Judt  was reflecting on  the responses to a lecture he had given about the role of the state in our societies.

At the end of the lecture he was struck by how many young people came up to him expressing amazement at ideas they had never heard before. “This is the second generation of people who can’t imagine change except in their own lives, who have no sense of social collective public goods or services, who are just isolated individuals desperately striving to better themselves above everybody else.”

Judt now intends, in the time he has left, to devote himself to writing a book to help young people think collectively again. “It could really have an impact if I get it right.
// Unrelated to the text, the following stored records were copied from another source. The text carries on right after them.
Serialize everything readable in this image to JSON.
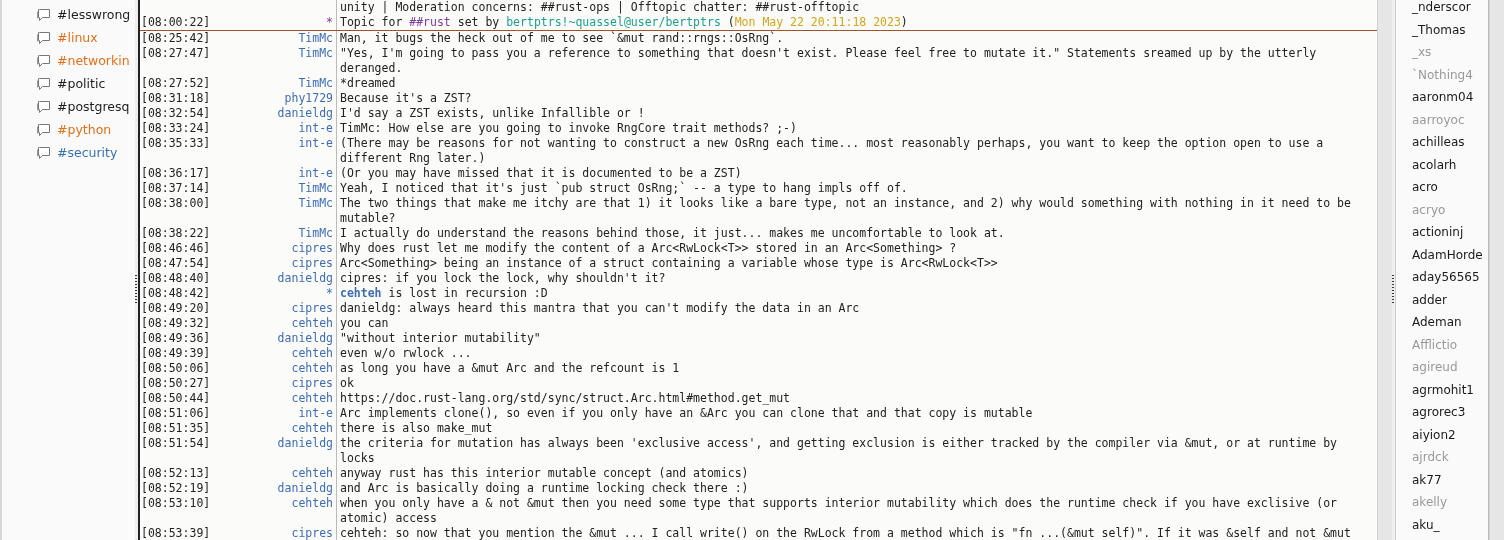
{
  "channels": [
    {
      "name": "#lesswrong",
      "color": "#1e1e1e"
    },
    {
      "name": "#linux",
      "color": "#e0701c"
    },
    {
      "name": "#networkin",
      "color": "#e0701c"
    },
    {
      "name": "#politic",
      "color": "#1e1e1e"
    },
    {
      "name": "#postgresq",
      "color": "#1e1e1e"
    },
    {
      "name": "#python",
      "color": "#e0701c"
    },
    {
      "name": "#security",
      "color": "#3a70b0"
    }
  ],
  "messages": [
    {
      "kind": "continuation",
      "text": "unity | Moderation concerns: ##rust-ops | Offtopic chatter: ##rust-offtopic"
    },
    {
      "kind": "topic",
      "time": "[08:00:22]",
      "sender": "*",
      "read_marker": true,
      "parts": [
        {
          "kind": "plain",
          "text": "Topic for "
        },
        {
          "kind": "channel",
          "text": "##rust"
        },
        {
          "kind": "plain",
          "text": " set by "
        },
        {
          "kind": "host",
          "text": "bertptrs!~quassel@user/bertptrs"
        },
        {
          "kind": "plain",
          "text": " ("
        },
        {
          "kind": "date",
          "text": "Mon May 22 20:11:18 2023"
        },
        {
          "kind": "plain",
          "text": ")"
        }
      ]
    },
    {
      "kind": "message",
      "time": "[08:25:42]",
      "sender": "TimMc",
      "text": "Man, it bugs the heck out of me to see `&mut rand::rngs::OsRng`."
    },
    {
      "kind": "message",
      "time": "[08:27:47]",
      "sender": "TimMc",
      "text": "\"Yes, I'm going to pass you a reference to something that doesn't exist. Please feel free to mutate it.\" Statements sreamed up by the utterly deranged."
    },
    {
      "kind": "message",
      "time": "[08:27:52]",
      "sender": "TimMc",
      "text": "*dreamed"
    },
    {
      "kind": "message",
      "time": "[08:31:18]",
      "sender": "phy1729",
      "text": "Because it's a ZST?"
    },
    {
      "kind": "message",
      "time": "[08:32:54]",
      "sender": "danieldg",
      "text": "I'd say a ZST exists, unlike Infallible or !"
    },
    {
      "kind": "message",
      "time": "[08:33:24]",
      "sender": "int-e",
      "text": "TimMc: How else are you going to invoke RngCore trait methods? ;-)"
    },
    {
      "kind": "message",
      "time": "[08:35:33]",
      "sender": "int-e",
      "text": "(There may be reasons for not wanting to construct a new OsRng each time... most reasonably perhaps, you want to keep the option open to use a different Rng later.)"
    },
    {
      "kind": "message",
      "time": "[08:36:17]",
      "sender": "int-e",
      "text": "(Or you may have missed that it is documented to be a ZST)"
    },
    {
      "kind": "message",
      "time": "[08:37:14]",
      "sender": "TimMc",
      "text": "Yeah, I noticed that it's just `pub struct OsRng;` -- a type to hang impls off of."
    },
    {
      "kind": "message",
      "time": "[08:38:00]",
      "sender": "TimMc",
      "text": "The two things that make me itchy are that 1) it looks like a bare type, not an instance, and 2) why would something with nothing in it need to be mutable?"
    },
    {
      "kind": "message",
      "time": "[08:38:22]",
      "sender": "TimMc",
      "text": "I actually do understand the reasons behind those, it just... makes me uncomfortable to look at."
    },
    {
      "kind": "message",
      "time": "[08:46:46]",
      "sender": "cipres",
      "text": "Why does rust let me modify the content of a Arc<RwLock<T>> stored in an Arc<Something> ?"
    },
    {
      "kind": "message",
      "time": "[08:47:54]",
      "sender": "cipres",
      "text": "Arc<Something> being an instance of a struct containing a variable whose type is Arc<RwLock<T>>"
    },
    {
      "kind": "message",
      "time": "[08:48:40]",
      "sender": "danieldg",
      "text": "cipres: if you lock the lock, why shouldn't it?"
    },
    {
      "kind": "action",
      "time": "[08:48:42]",
      "sender": "*",
      "parts": [
        {
          "kind": "nick",
          "text": "cehteh"
        },
        {
          "kind": "plain",
          "text": " is lost in recursion :D"
        }
      ]
    },
    {
      "kind": "message",
      "time": "[08:49:20]",
      "sender": "cipres",
      "text": "danieldg: always heard this mantra that you can't modify the data in an Arc"
    },
    {
      "kind": "message",
      "time": "[08:49:32]",
      "sender": "cehteh",
      "text": "you can"
    },
    {
      "kind": "message",
      "time": "[08:49:36]",
      "sender": "danieldg",
      "text": "\"without interior mutability\""
    },
    {
      "kind": "message",
      "time": "[08:49:39]",
      "sender": "cehteh",
      "text": "even w/o rwlock ..."
    },
    {
      "kind": "message",
      "time": "[08:50:06]",
      "sender": "cehteh",
      "text": "as long you have a &mut Arc and the refcount is 1"
    },
    {
      "kind": "message",
      "time": "[08:50:27]",
      "sender": "cipres",
      "text": "ok"
    },
    {
      "kind": "message",
      "time": "[08:50:44]",
      "sender": "cehteh",
      "text": "https://doc.rust-lang.org/std/sync/struct.Arc.html#method.get_mut"
    },
    {
      "kind": "message",
      "time": "[08:51:06]",
      "sender": "int-e",
      "text": "Arc implements clone(), so even if you only have an &Arc you can clone that and that copy is mutable"
    },
    {
      "kind": "message",
      "time": "[08:51:35]",
      "sender": "cehteh",
      "text": "there is also make_mut"
    },
    {
      "kind": "message",
      "time": "[08:51:54]",
      "sender": "danieldg",
      "text": "the criteria for mutation has always been 'exclusive access', and getting exclusion is either tracked by the compiler via &mut, or at runtime by locks"
    },
    {
      "kind": "message",
      "time": "[08:52:13]",
      "sender": "cehteh",
      "text": "anyway rust has this interior mutable concept (and atomics)"
    },
    {
      "kind": "message",
      "time": "[08:52:19]",
      "sender": "danieldg",
      "text": "and Arc is basically doing a runtime locking check there :)"
    },
    {
      "kind": "message",
      "time": "[08:53:10]",
      "sender": "cehteh",
      "text": "when you only have a & not &mut then you need some type that supports interior mutability which does the runtime check if you have exclisive (or atomic) access"
    },
    {
      "kind": "message",
      "time": "[08:53:39]",
      "sender": "cipres",
      "text": "cehteh: so now that you mention the &mut ... I call write() on the RwLock from a method which is \"fn ...(&mut self)\". If it was &self and not &mut"
    }
  ],
  "nicks": [
    {
      "name": "_nderscor",
      "away": false
    },
    {
      "name": "_Thomas",
      "away": false
    },
    {
      "name": "_xs",
      "away": true
    },
    {
      "name": "`Nothing4",
      "away": true
    },
    {
      "name": "aaronm04",
      "away": false
    },
    {
      "name": "aarroyoc",
      "away": true
    },
    {
      "name": "achilleas",
      "away": false
    },
    {
      "name": "acolarh",
      "away": false
    },
    {
      "name": "acro",
      "away": false
    },
    {
      "name": "acryo",
      "away": true
    },
    {
      "name": "actioninj",
      "away": false
    },
    {
      "name": "AdamHorde",
      "away": false
    },
    {
      "name": "aday56565",
      "away": false
    },
    {
      "name": "adder",
      "away": false
    },
    {
      "name": "Ademan",
      "away": false
    },
    {
      "name": "Afflictio",
      "away": true
    },
    {
      "name": "agireud",
      "away": true
    },
    {
      "name": "agrmohit1",
      "away": false
    },
    {
      "name": "agrorec3",
      "away": false
    },
    {
      "name": "aiyion2",
      "away": false
    },
    {
      "name": "ajrdck",
      "away": true
    },
    {
      "name": "ak77",
      "away": false
    },
    {
      "name": "akelly",
      "away": true
    },
    {
      "name": "aku_",
      "away": false
    }
  ]
}
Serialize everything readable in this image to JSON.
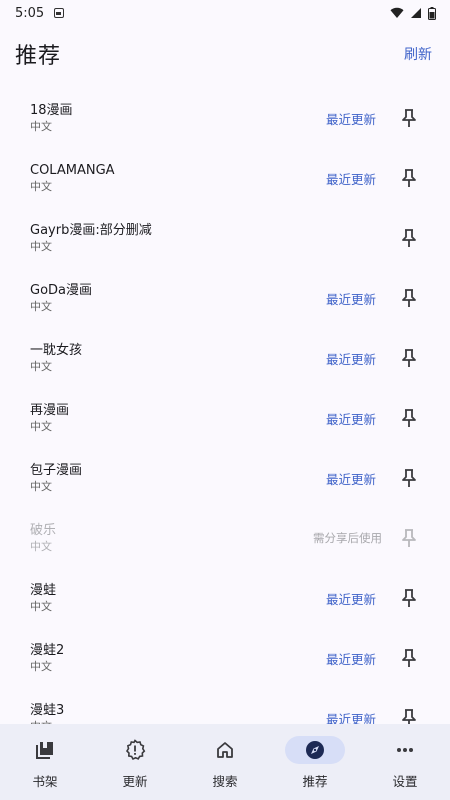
{
  "status_bar": {
    "time": "5:05"
  },
  "header": {
    "title": "推荐",
    "refresh_label": "刷新"
  },
  "sources": [
    {
      "name": "18漫画",
      "lang": "中文",
      "action": "最近更新",
      "disabled": false
    },
    {
      "name": "COLAMANGA",
      "lang": "中文",
      "action": "最近更新",
      "disabled": false
    },
    {
      "name": "Gayrb漫画:部分删减",
      "lang": "中文",
      "action": "",
      "disabled": false
    },
    {
      "name": "GoDa漫画",
      "lang": "中文",
      "action": "最近更新",
      "disabled": false
    },
    {
      "name": "一耽女孩",
      "lang": "中文",
      "action": "最近更新",
      "disabled": false
    },
    {
      "name": "再漫画",
      "lang": "中文",
      "action": "最近更新",
      "disabled": false
    },
    {
      "name": "包子漫画",
      "lang": "中文",
      "action": "最近更新",
      "disabled": false
    },
    {
      "name": "破乐",
      "lang": "中文",
      "action": "需分享后使用",
      "disabled": true
    },
    {
      "name": "漫蛙",
      "lang": "中文",
      "action": "最近更新",
      "disabled": false
    },
    {
      "name": "漫蛙2",
      "lang": "中文",
      "action": "最近更新",
      "disabled": false
    },
    {
      "name": "漫蛙3",
      "lang": "中文",
      "action": "最近更新",
      "disabled": false
    }
  ],
  "pin_icon": "pin-icon",
  "bottom_nav": [
    {
      "label": "书架",
      "icon": "bookshelf-icon",
      "active": false
    },
    {
      "label": "更新",
      "icon": "update-alert-icon",
      "active": false
    },
    {
      "label": "搜索",
      "icon": "home-icon",
      "active": false
    },
    {
      "label": "推荐",
      "icon": "compass-icon",
      "active": true
    },
    {
      "label": "设置",
      "icon": "more-dots-icon",
      "active": false
    }
  ],
  "colors": {
    "accent": "#3f63c9",
    "nav_bg": "#edeef7",
    "active_pill": "#d7def7",
    "background": "#fbf9fe"
  }
}
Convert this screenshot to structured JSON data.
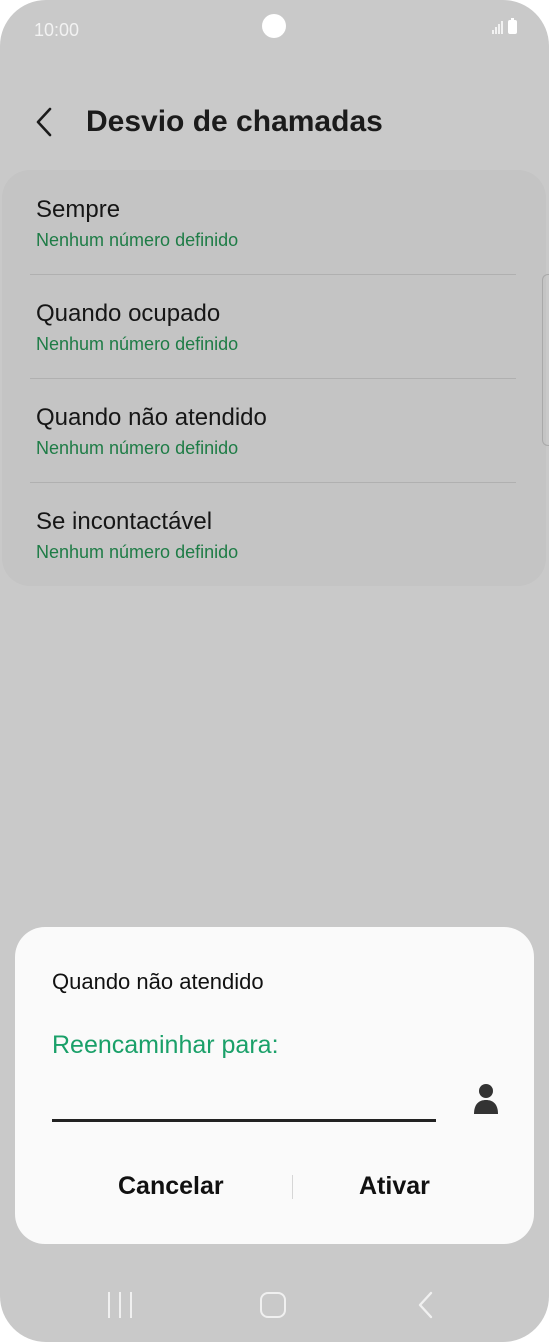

Something that will get the next generation to see there is a way to think about politics that is not just the way we’ve been habituated to do it. I care about that and I think I can do it.

Judt’s insight explains, i think, so much about my own experience since writing  Gaian Democracies. Scarcely  one member of the generation for whom John and I wrote the book has  attempted to engage with the ideas, or relate the scenarios we outlined to the rapid deterioration of all the major systems on which their future lives and those of their children depend.

Its as if outside of the  interests of a tight circle of friends and immediate family, thirty-to-fifty year olds who should be assuming some responsibility for  the direction of their societies – as their parents, grandparents and great-grandparents  tried to do –  are stuck in the mind-sets that previous generations grew out of in their twenties.

You can read a version of his lecture here. Please do so.  Judt  is trying to help us to think and act positively in a disintegrating world. He deserves to be heard.

By one of those happy (? ) coincidences, his lecture provides me with an invaluable account of the importance of Social Democracy in the 20thCentury that will be a great help for my blog on  ” and the alternative to capitalism is…?”

Thank you, Tony.